> [TASK DIRECTIONS]:
Copy out all of the records, exactly as they appear.

(DATA FOR THIS EXERCISE Opens)

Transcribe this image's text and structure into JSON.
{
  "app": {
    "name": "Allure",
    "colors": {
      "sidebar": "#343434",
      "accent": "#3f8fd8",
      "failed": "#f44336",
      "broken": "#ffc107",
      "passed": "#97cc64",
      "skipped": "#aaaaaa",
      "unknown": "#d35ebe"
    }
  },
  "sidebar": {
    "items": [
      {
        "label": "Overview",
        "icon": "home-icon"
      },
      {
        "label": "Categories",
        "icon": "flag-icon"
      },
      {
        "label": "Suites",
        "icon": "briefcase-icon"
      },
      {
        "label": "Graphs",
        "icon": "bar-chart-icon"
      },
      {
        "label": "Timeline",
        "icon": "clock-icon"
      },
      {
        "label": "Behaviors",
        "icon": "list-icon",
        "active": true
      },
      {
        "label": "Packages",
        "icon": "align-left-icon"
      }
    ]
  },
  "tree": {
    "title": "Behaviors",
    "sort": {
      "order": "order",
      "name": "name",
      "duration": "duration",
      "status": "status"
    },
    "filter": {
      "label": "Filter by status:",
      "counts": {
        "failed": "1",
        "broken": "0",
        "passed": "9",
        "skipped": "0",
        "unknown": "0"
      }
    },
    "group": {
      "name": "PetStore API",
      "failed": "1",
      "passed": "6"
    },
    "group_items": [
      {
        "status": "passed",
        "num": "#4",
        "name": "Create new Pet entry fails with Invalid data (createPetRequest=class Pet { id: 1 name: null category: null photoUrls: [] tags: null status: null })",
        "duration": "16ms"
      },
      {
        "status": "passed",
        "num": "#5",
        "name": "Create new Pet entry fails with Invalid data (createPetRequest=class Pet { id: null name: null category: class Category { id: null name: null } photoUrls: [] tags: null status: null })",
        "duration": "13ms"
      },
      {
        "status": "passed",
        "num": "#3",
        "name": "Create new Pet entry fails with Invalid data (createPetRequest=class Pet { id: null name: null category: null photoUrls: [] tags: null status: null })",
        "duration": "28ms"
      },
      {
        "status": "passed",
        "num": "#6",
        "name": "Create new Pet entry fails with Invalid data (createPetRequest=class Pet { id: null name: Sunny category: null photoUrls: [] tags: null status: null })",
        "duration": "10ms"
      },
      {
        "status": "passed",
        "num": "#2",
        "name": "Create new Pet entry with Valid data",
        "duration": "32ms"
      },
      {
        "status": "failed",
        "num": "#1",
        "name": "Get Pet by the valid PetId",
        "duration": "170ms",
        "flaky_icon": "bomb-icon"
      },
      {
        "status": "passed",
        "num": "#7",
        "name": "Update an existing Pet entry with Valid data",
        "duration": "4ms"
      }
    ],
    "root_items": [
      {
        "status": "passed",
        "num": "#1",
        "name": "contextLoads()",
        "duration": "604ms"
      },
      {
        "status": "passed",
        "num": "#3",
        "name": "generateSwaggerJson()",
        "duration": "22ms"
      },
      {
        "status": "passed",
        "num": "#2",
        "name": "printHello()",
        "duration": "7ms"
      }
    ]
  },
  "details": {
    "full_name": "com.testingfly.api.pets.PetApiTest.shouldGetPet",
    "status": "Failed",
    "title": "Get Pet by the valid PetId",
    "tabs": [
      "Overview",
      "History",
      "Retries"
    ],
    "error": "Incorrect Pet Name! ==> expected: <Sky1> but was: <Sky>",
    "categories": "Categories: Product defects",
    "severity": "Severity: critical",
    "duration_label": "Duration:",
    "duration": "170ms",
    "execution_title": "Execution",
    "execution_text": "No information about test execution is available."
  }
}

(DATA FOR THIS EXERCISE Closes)

> [WRITTEN REPLY]:
Transcribe this image's text and structure into JSON.
{
  "app": {
    "name": "Allure",
    "colors": {
      "sidebar": "#343434",
      "accent": "#3f8fd8",
      "failed": "#f44336",
      "broken": "#ffc107",
      "passed": "#97cc64",
      "skipped": "#aaaaaa",
      "unknown": "#d35ebe"
    }
  },
  "sidebar": {
    "items": [
      {
        "label": "Overview",
        "icon": "home-icon"
      },
      {
        "label": "Categories",
        "icon": "flag-icon"
      },
      {
        "label": "Suites",
        "icon": "briefcase-icon"
      },
      {
        "label": "Graphs",
        "icon": "bar-chart-icon"
      },
      {
        "label": "Timeline",
        "icon": "clock-icon"
      },
      {
        "label": "Behaviors",
        "icon": "list-icon",
        "active": true
      },
      {
        "label": "Packages",
        "icon": "align-left-icon"
      }
    ]
  },
  "tree": {
    "title": "Behaviors",
    "sort": {
      "order": "order",
      "name": "name",
      "duration": "duration",
      "status": "status"
    },
    "filter": {
      "label": "Filter by status:",
      "counts": {
        "failed": "1",
        "broken": "0",
        "passed": "9",
        "skipped": "0",
        "unknown": "0"
      }
    },
    "group": {
      "name": "PetStore API",
      "failed": "1",
      "passed": "6"
    },
    "group_items": [
      {
        "status": "passed",
        "num": "#4",
        "name": "Create new Pet entry fails with Invalid data (createPetRequest=class Pet { id: 1 name: null category: null photoUrls: [] tags: null status: null })",
        "duration": "16ms"
      },
      {
        "status": "passed",
        "num": "#5",
        "name": "Create new Pet entry fails with Invalid data (createPetRequest=class Pet { id: null name: null category: class Category { id: null name: null } photoUrls: [] tags: null status: null })",
        "duration": "13ms"
      },
      {
        "status": "passed",
        "num": "#3",
        "name": "Create new Pet entry fails with Invalid data (createPetRequest=class Pet { id: null name: null category: null photoUrls: [] tags: null status: null })",
        "duration": "28ms"
      },
      {
        "status": "passed",
        "num": "#6",
        "name": "Create new Pet entry fails with Invalid data (createPetRequest=class Pet { id: null name: Sunny category: null photoUrls: [] tags: null status: null })",
        "duration": "10ms"
      },
      {
        "status": "passed",
        "num": "#2",
        "name": "Create new Pet entry with Valid data",
        "duration": "32ms"
      },
      {
        "status": "failed",
        "num": "#1",
        "name": "Get Pet by the valid PetId",
        "duration": "170ms",
        "flaky_icon": "bomb-icon"
      },
      {
        "status": "passed",
        "num": "#7",
        "name": "Update an existing Pet entry with Valid data",
        "duration": "4ms"
      }
    ],
    "root_items": [
      {
        "status": "passed",
        "num": "#1",
        "name": "contextLoads()",
        "duration": "604ms"
      },
      {
        "status": "passed",
        "num": "#3",
        "name": "generateSwaggerJson()",
        "duration": "22ms"
      },
      {
        "status": "passed",
        "num": "#2",
        "name": "printHello()",
        "duration": "7ms"
      }
    ]
  },
  "details": {
    "full_name": "com.testingfly.api.pets.PetApiTest.shouldGetPet",
    "status": "Failed",
    "title": "Get Pet by the valid PetId",
    "tabs": [
      "Overview",
      "History",
      "Retries"
    ],
    "error": "Incorrect Pet Name! ==> expected: <Sky1> but was: <Sky>",
    "categories": "Categories: Product defects",
    "severity": "Severity: critical",
    "duration_label": "Duration:",
    "duration": "170ms",
    "execution_title": "Execution",
    "execution_text": "No information about test execution is available."
  }
}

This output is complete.